§ Directions for this task
The response must be made up of the lines in the entries below that contain "Contrast".

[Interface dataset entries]

○ ○ ○

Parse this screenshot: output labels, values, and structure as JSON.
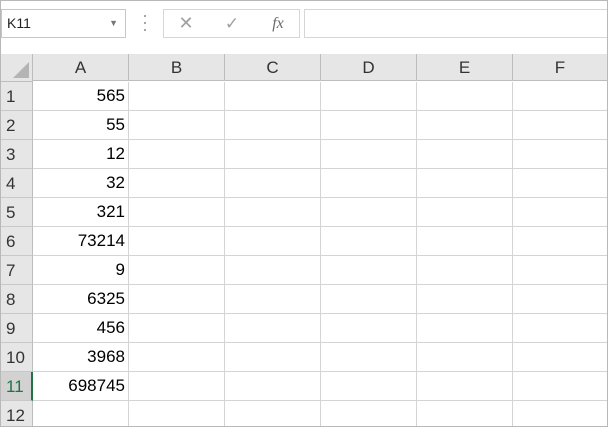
{
  "name_box": {
    "value": "K11",
    "dropdown_icon": "chevron-down-icon"
  },
  "formula_bar": {
    "cancel_icon": "✕",
    "enter_icon": "✓",
    "fx_label": "fx",
    "formula_value": ""
  },
  "columns": [
    "A",
    "B",
    "C",
    "D",
    "E",
    "F"
  ],
  "rows": [
    {
      "num": "1",
      "a": "565"
    },
    {
      "num": "2",
      "a": "55"
    },
    {
      "num": "3",
      "a": "12"
    },
    {
      "num": "4",
      "a": "32"
    },
    {
      "num": "5",
      "a": "321"
    },
    {
      "num": "6",
      "a": "73214"
    },
    {
      "num": "7",
      "a": "9"
    },
    {
      "num": "8",
      "a": "6325"
    },
    {
      "num": "9",
      "a": "456"
    },
    {
      "num": "10",
      "a": "3968"
    },
    {
      "num": "11",
      "a": "698745"
    },
    {
      "num": "12",
      "a": ""
    }
  ],
  "active_row": "11",
  "colors": {
    "accent": "#217346",
    "header_bg": "#e6e6e6",
    "grid_line": "#d4d4d4"
  }
}
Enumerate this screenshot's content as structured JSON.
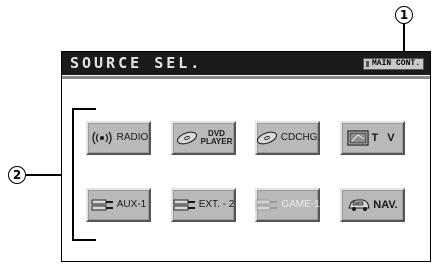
{
  "callouts": [
    "1",
    "2"
  ],
  "screen": {
    "title": "SOURCE SEL.",
    "main_cont_label": "MAIN CONT."
  },
  "sources": [
    {
      "label": "RADIO",
      "icon": "radio-waves-icon",
      "enabled": true
    },
    {
      "label_line1": "DVD",
      "label_line2": "PLAYER",
      "icon": "disc-icon",
      "enabled": true
    },
    {
      "label": "CDCHG.",
      "icon": "disc-icon",
      "enabled": true
    },
    {
      "label": "T V",
      "icon": "tv-icon",
      "enabled": true
    },
    {
      "label": "AUX-1",
      "icon": "connector-icon",
      "enabled": true
    },
    {
      "label": "EXT. - 2",
      "icon": "connector-icon",
      "enabled": true
    },
    {
      "label": "GAME-1",
      "icon": "connector-icon",
      "enabled": false
    },
    {
      "label": "NAV.",
      "icon": "navigation-car-icon",
      "enabled": true
    }
  ],
  "colors": {
    "title_bar": "#1a1a1a",
    "button_face": "#b9b9b9",
    "disabled_text": "#ededed"
  }
}
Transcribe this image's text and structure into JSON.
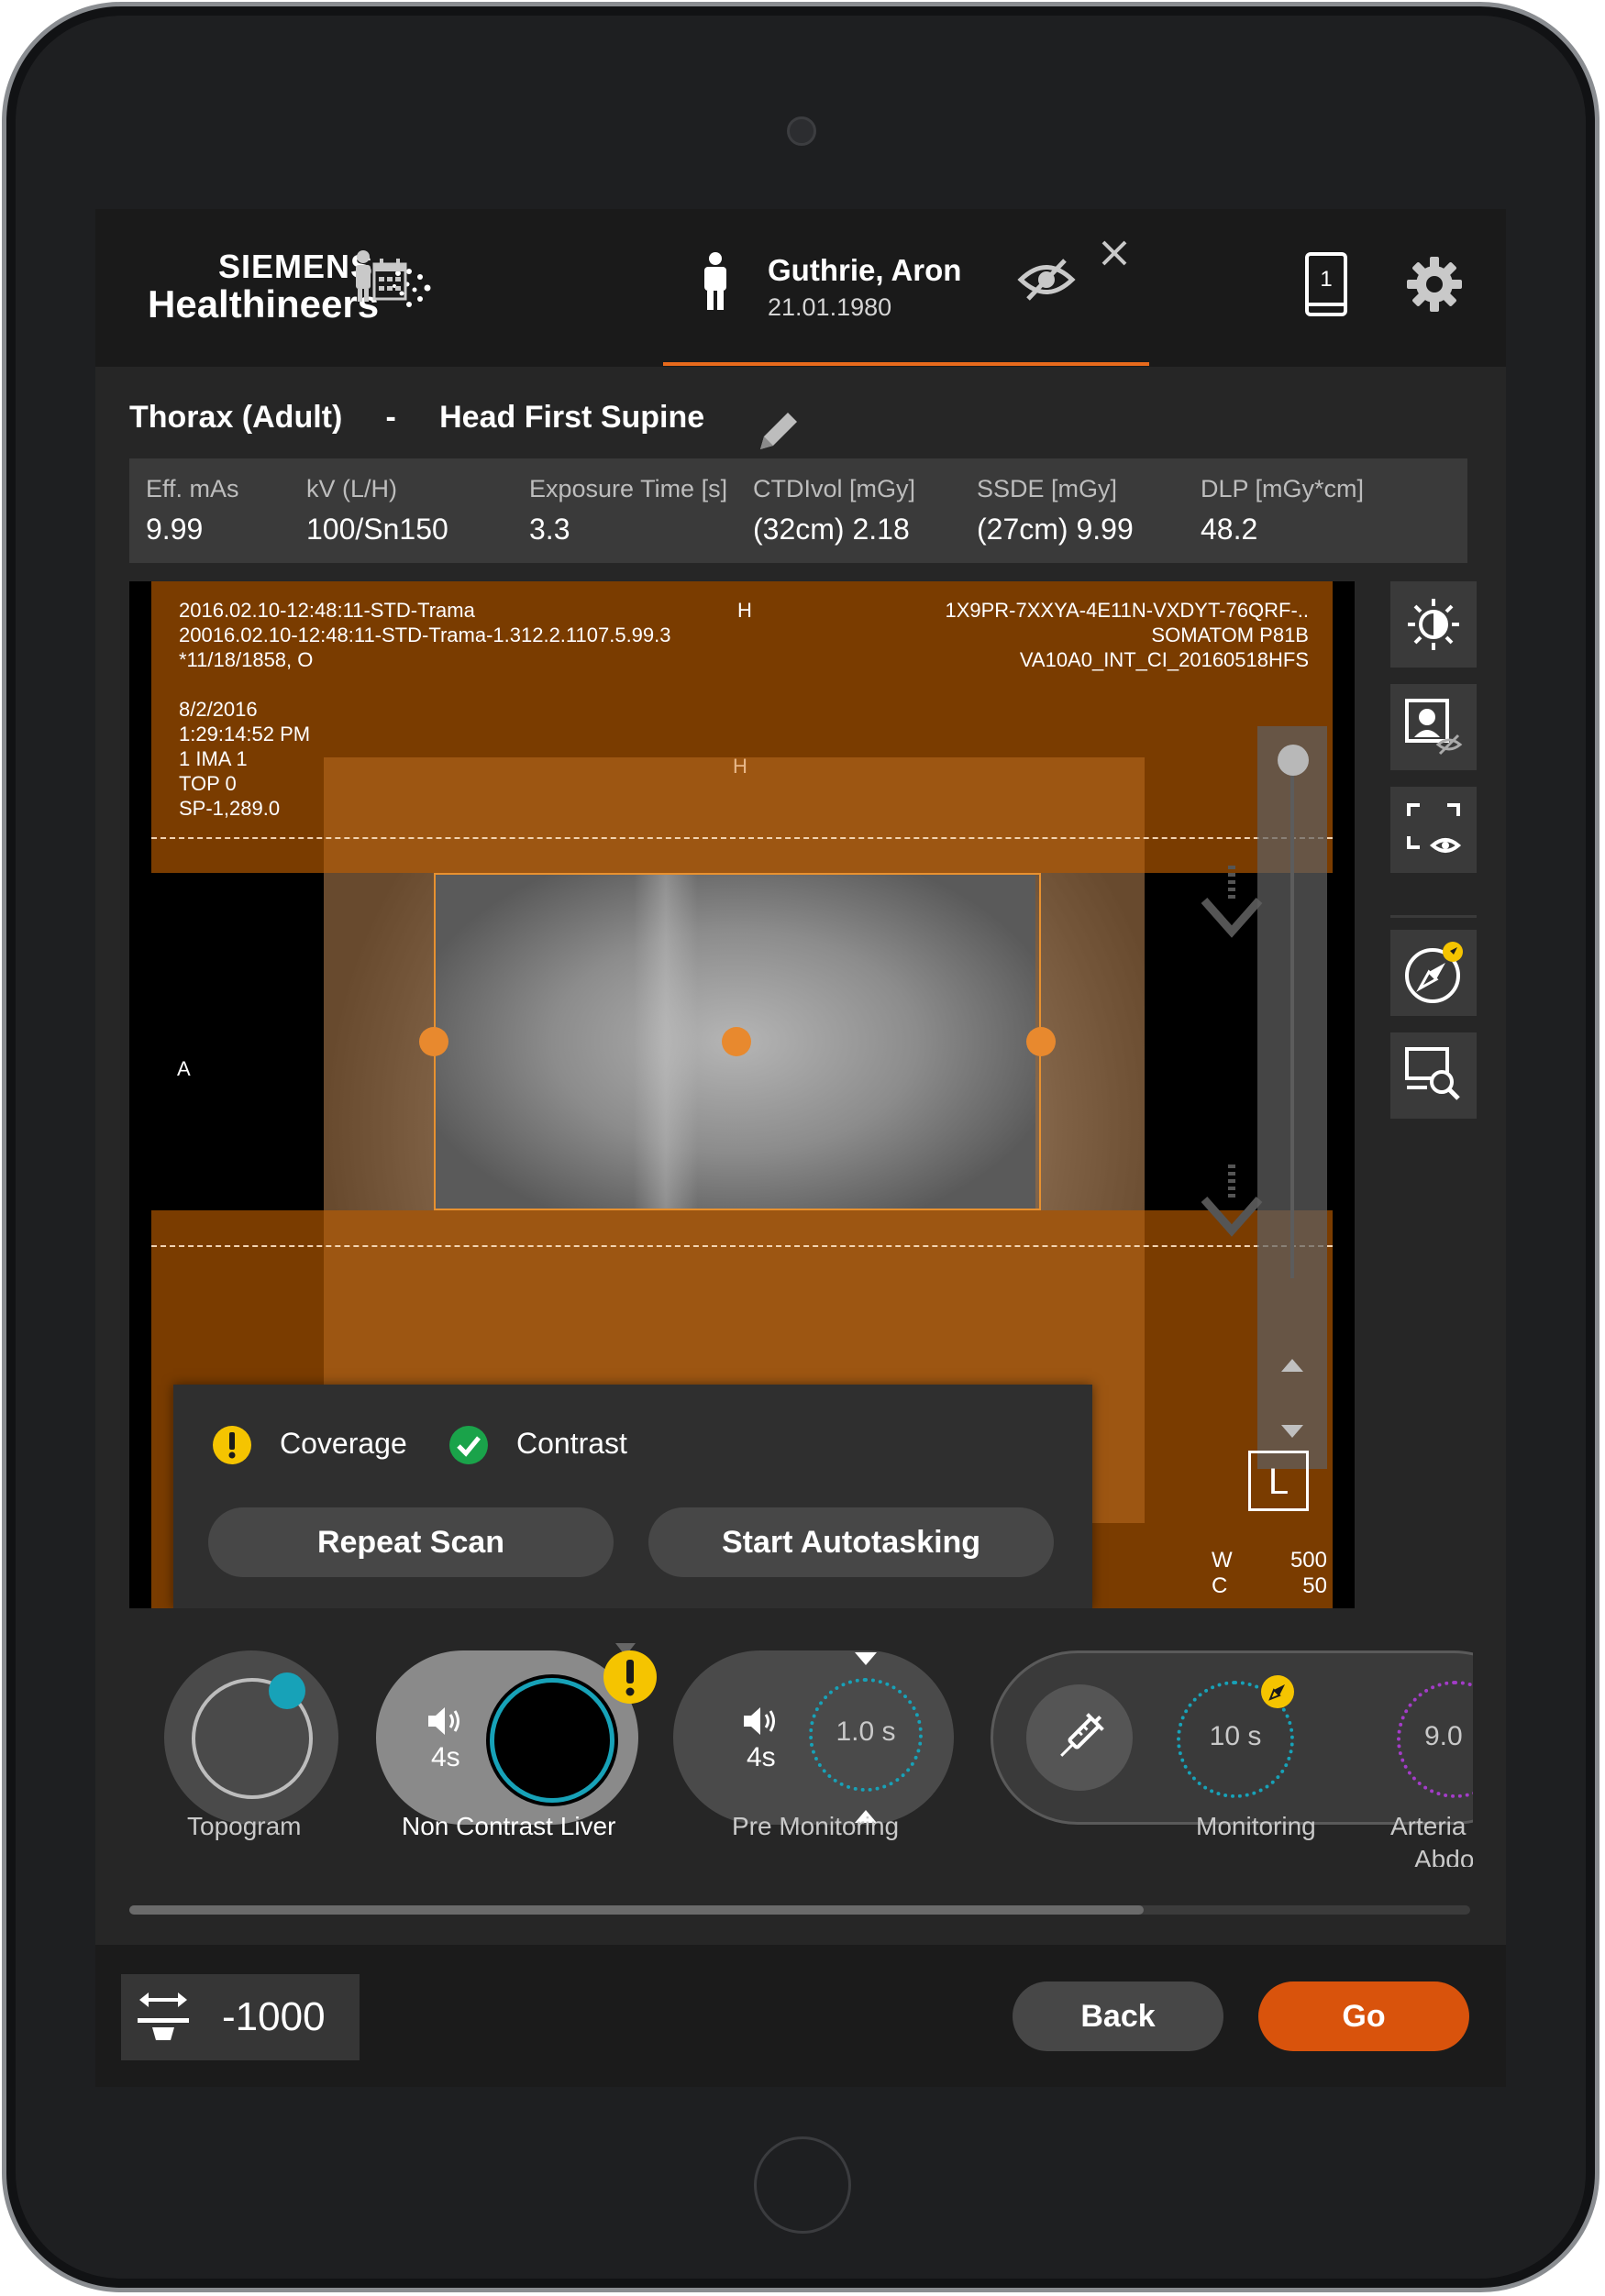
{
  "brand": {
    "line1": "SIEMENS",
    "line2": "Healthineers"
  },
  "patient": {
    "name": "Guthrie, Aron",
    "dob": "21.01.1980"
  },
  "protocol": {
    "region": "Thorax (Adult)",
    "separator": "-",
    "position": "Head First Supine"
  },
  "params": [
    {
      "label": "Eff. mAs",
      "value": "9.99"
    },
    {
      "label": "kV (L/H)",
      "value": "100/Sn150"
    },
    {
      "label": "Exposure Time [s]",
      "value": "3.3"
    },
    {
      "label": "CTDIvol [mGy]",
      "value": "(32cm) 2.18"
    },
    {
      "label": "SSDE [mGy]",
      "value": "(27cm) 9.99"
    },
    {
      "label": "DLP [mGy*cm]",
      "value": "48.2"
    }
  ],
  "viewer": {
    "info_left": "2016.02.10-12:48:11-STD-Trama\n20016.02.10-12:48:11-STD-Trama-1.312.2.1107.5.99.3\n*11/18/1858, O\n\n8/2/2016\n1:29:14:52 PM\n1 IMA 1\nTOP 0\nSP-1,289.0",
    "info_center": "H",
    "info_center_top": "H",
    "info_right": "1X9PR-7XXYA-4E11N-VXDYT-76QRF-..\nSOMATOM P81B\nVA10A0_INT_CI_20160518HFS",
    "orientation_left": "A",
    "laterality": "L",
    "window_label_w": "W",
    "window_value_w": "500",
    "window_label_c": "C",
    "window_value_c": "50"
  },
  "popup": {
    "coverage_label": "Coverage",
    "contrast_label": "Contrast",
    "repeat_label": "Repeat Scan",
    "autotask_label": "Start Autotasking"
  },
  "steps": [
    {
      "label": "Topogram"
    },
    {
      "label": "Non Contrast Liver",
      "delay": "4s"
    },
    {
      "label": "Pre Monitoring",
      "delay": "4s",
      "time": "1.0 s"
    },
    {
      "label": "Monitoring",
      "time": "10 s"
    },
    {
      "label_line1": "Arteria",
      "label_line2": "Abdo",
      "time": "9.0"
    }
  ],
  "bottom": {
    "table_value": "-1000",
    "back_label": "Back",
    "go_label": "Go"
  },
  "colors": {
    "accent": "#e86a1c",
    "go": "#d9530c",
    "overlay": "#7a3c00",
    "warning": "#f5c400",
    "ok": "#1aa34a",
    "teal": "#17a2b8",
    "purple": "#a33cc8"
  }
}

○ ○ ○

§ The answer
    "contrast_label": "Contrast",
      "label": "Non Contrast Liver",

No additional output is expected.